Are Psychedelic Cacti Illegal?
Native to North America are the peyote, San Pedro, and Peruvian Torch cacti. Known for their psychoactive alkaloid, mescaline, these hallucinogenic desert dwellers have a murky legal status. While they grow naturally in the American Southwest, federal laws deem them illegal due to their potent (psychedelic) effects. Yet, there’s an exception: the Native American Church has legal rights to use some cacti for traditional spiritual ceremonies.
Why Is Mescaline a Schedule I Drug?
Ah, mescaline. The superstar in both Peyote and San Pedro. So why, oh why, is it listed as a Schedule I drug? It’s a head-scratcher. This classification is kind of like the ‘naughty step’ for substances seen as high-risk with no acknowledged medical use. But hold up! Consuming San Pedro cacti isn’t all forbidden.
It’s been used as medicine or in religious ceremonies for hundreds of years by native tribes of South America. The U.S. law recognizes that, and so some cacti containing mescaline (including San Pedro) are legal for ceremonial use.
Fun Fact 🌵
San Pedro can live to be 100 years old and reach a sky-high height of 20 feet! I guess it really does bring you closer to the heavens!
How Is San Pedro Cactus Legal to Grow?
And now to our main query: “Is San Pedro cactus legal?” Yes, it’s legal to grow! This Andean native plant adorns many gardens across the U.S. as an ornamental addition. But authorities face a prickly problem: how to differentiate between innocent horticulture and drug harvest? Typically, it’s down to intent. A cactus in your yard? Totally fine. Preparing it for psychedelic use? Well, that’s where you might face issues.
The Extra Mile: Can You Travel With San Pedro?
Quick detour before our next headline. Ever thought about taking your San Pedro on a road trip? Be warned, crossing state lines with this prickly pal can get you into a sticky situation. Despite its legality in cultivation, transportation laws can vary widely from state to state. Always do your homework!
Is It Legal to Use San Pedro as Plant Medicine?
This is a gray area. San Pedro has been used to treat various ailments in its native regions of Peru, Ecuador, and Bolivia for centuries. But in the U.S., while the cactus itself is legal to possess, mescaline extraction and consumption can land you in hot water. So, San Pedro tea, a common use in San Pedro ceremonies, may raise some legal eyebrows.
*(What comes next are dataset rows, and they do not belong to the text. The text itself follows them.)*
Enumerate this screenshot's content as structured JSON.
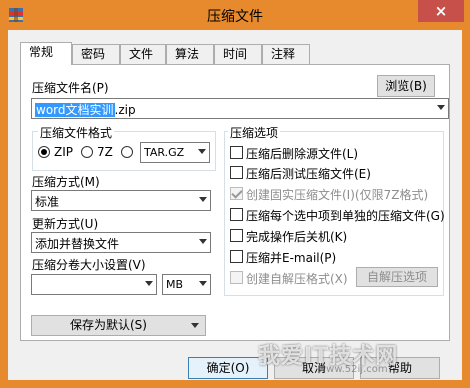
{
  "window": {
    "title": "压缩文件",
    "close_label": "×",
    "accent_color": "#e78a2e"
  },
  "tabs": [
    "常规",
    "密码",
    "文件",
    "算法",
    "时间",
    "注释"
  ],
  "general": {
    "archive_name_label": "压缩文件名(P)",
    "browse_label": "浏览(B)",
    "archive_name_selected": "word文档实训",
    "archive_name_rest": ".zip",
    "format_group_title": "压缩文件格式",
    "format_zip_label": "ZIP",
    "format_7z_label": "7Z",
    "format_tar_value": "TAR.GZ",
    "method_label": "压缩方式(M)",
    "method_value": "标准",
    "update_label": "更新方式(U)",
    "update_value": "添加并替换文件",
    "split_label": "压缩分卷大小设置(V)",
    "split_value": "",
    "split_unit": "MB",
    "save_default_label": "保存为默认(S)",
    "options_group_title": "压缩选项",
    "options": [
      {
        "label": "压缩后删除源文件(L)",
        "checked": false,
        "disabled": false
      },
      {
        "label": "压缩后测试压缩文件(E)",
        "checked": false,
        "disabled": false
      },
      {
        "label": "创建固实压缩文件(I)(仅限7Z格式)",
        "checked": true,
        "disabled": true
      },
      {
        "label": "压缩每个选中项到单独的压缩文件(G)",
        "checked": false,
        "disabled": false
      },
      {
        "label": "完成操作后关机(K)",
        "checked": false,
        "disabled": false
      },
      {
        "label": "压缩并E-mail(P)",
        "checked": false,
        "disabled": false
      },
      {
        "label": "创建自解压格式(X)",
        "checked": false,
        "disabled": true
      }
    ],
    "sfx_options_label": "自解压选项"
  },
  "footer": {
    "ok_label": "确定(O)",
    "cancel_label": "取消",
    "help_label": "帮助"
  },
  "watermark": {
    "text": "我爱IT技术网",
    "url": "www.52ij.com"
  }
}
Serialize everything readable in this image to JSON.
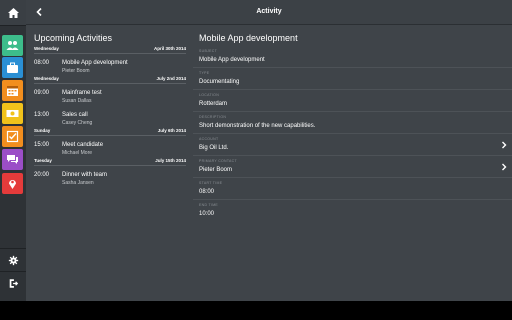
{
  "header": {
    "title": "Activity"
  },
  "nav": {
    "items": [
      {
        "icon": "contacts-icon",
        "color": "#3dbd8b"
      },
      {
        "icon": "briefcase-icon",
        "color": "#2a8fd4"
      },
      {
        "icon": "calendar-icon",
        "color": "#f28e1e"
      },
      {
        "icon": "money-icon",
        "color": "#f1c21b"
      },
      {
        "icon": "checklist-icon",
        "color": "#f28e1e"
      },
      {
        "icon": "chat-icon",
        "color": "#9b4ec7"
      },
      {
        "icon": "location-pin-icon",
        "color": "#e53b3b"
      }
    ],
    "bottom": [
      {
        "icon": "settings-icon"
      },
      {
        "icon": "logout-icon"
      }
    ]
  },
  "upcoming": {
    "title": "Upcoming Activities",
    "days": [
      {
        "day": "Wednesday",
        "date": "April 30th 2014",
        "activities": [
          {
            "time": "08:00",
            "subject": "Mobile App development",
            "person": "Pieter Boom"
          }
        ]
      },
      {
        "day": "Wednesday",
        "date": "July 2nd 2014",
        "activities": [
          {
            "time": "09:00",
            "subject": "Mainframe test",
            "person": "Susan Dallas"
          },
          {
            "time": "13:00",
            "subject": "Sales call",
            "person": "Casey Cheng"
          }
        ]
      },
      {
        "day": "Sunday",
        "date": "July 6th 2014",
        "activities": [
          {
            "time": "15:00",
            "subject": "Meet candidate",
            "person": "Michael More"
          }
        ]
      },
      {
        "day": "Tuesday",
        "date": "July 15th 2014",
        "activities": [
          {
            "time": "20:00",
            "subject": "Dinner with team",
            "person": "Sasha Jansen"
          }
        ]
      }
    ]
  },
  "detail": {
    "title": "Mobile App development",
    "fields": [
      {
        "label": "SUBJECT",
        "value": "Mobile App development",
        "link": false
      },
      {
        "label": "TYPE",
        "value": "Documentating",
        "link": false
      },
      {
        "label": "LOCATION",
        "value": "Rotterdam",
        "link": false
      },
      {
        "label": "DESCRIPTION",
        "value": "Short demonstration of the new capabilities.",
        "link": false
      },
      {
        "label": "ACCOUNT",
        "value": "Big Oil Ltd.",
        "link": true
      },
      {
        "label": "PRIMARY CONTACT",
        "value": "Pieter Boom",
        "link": true
      },
      {
        "label": "START TIME",
        "value": "08:00",
        "link": false
      },
      {
        "label": "END TIME",
        "value": "10:00",
        "link": false
      }
    ]
  }
}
The Legality of San Pedro Cactus for Religious Purposes
So, is San Pedro cactus legal for religious use? Actually, yes! Just like the peyote, San Pedro has VIP access under the Religious Freedom Restoration Act. This protects the Native American Church and its members, and allows them to continue their practices.
So, my fellow cactus cronies, the answer to our burning question, “Is San Pedro cactus legal?” is a classic ‘it’s complicated’. But hey, isn’t that just like life? We hope you remember the most important parts: cultivation=legal, non-religious use=illegal.
Until we meet again on the sandy trails of cacti curiosities, stay prickled, stay respectful, and keep those questions coming. After all, who doesn’t love a good cactus conundrum?
- Is Peyote Legal? Can You Cultivate It? | The Legal Status of Peyote
- The Marvel of Echinopsis Peruviana: Meet the Peruvian Torch Cactus, San Pedro and Peyote’s Mescaline Cactus Cousin
- San Pedro Cactus (Echinopsis Pachanoi) 🌵 All You Need to Know
- Mescaline vs Peyote Cactus: A Short Comparison
- How Much Is Peyote Worth? Cactus Controversial?
- Mescaline vs. LSD – Let’s Compare These Popular Hallucinogens
- Peyote Trip: What Does It Look and Feel Like?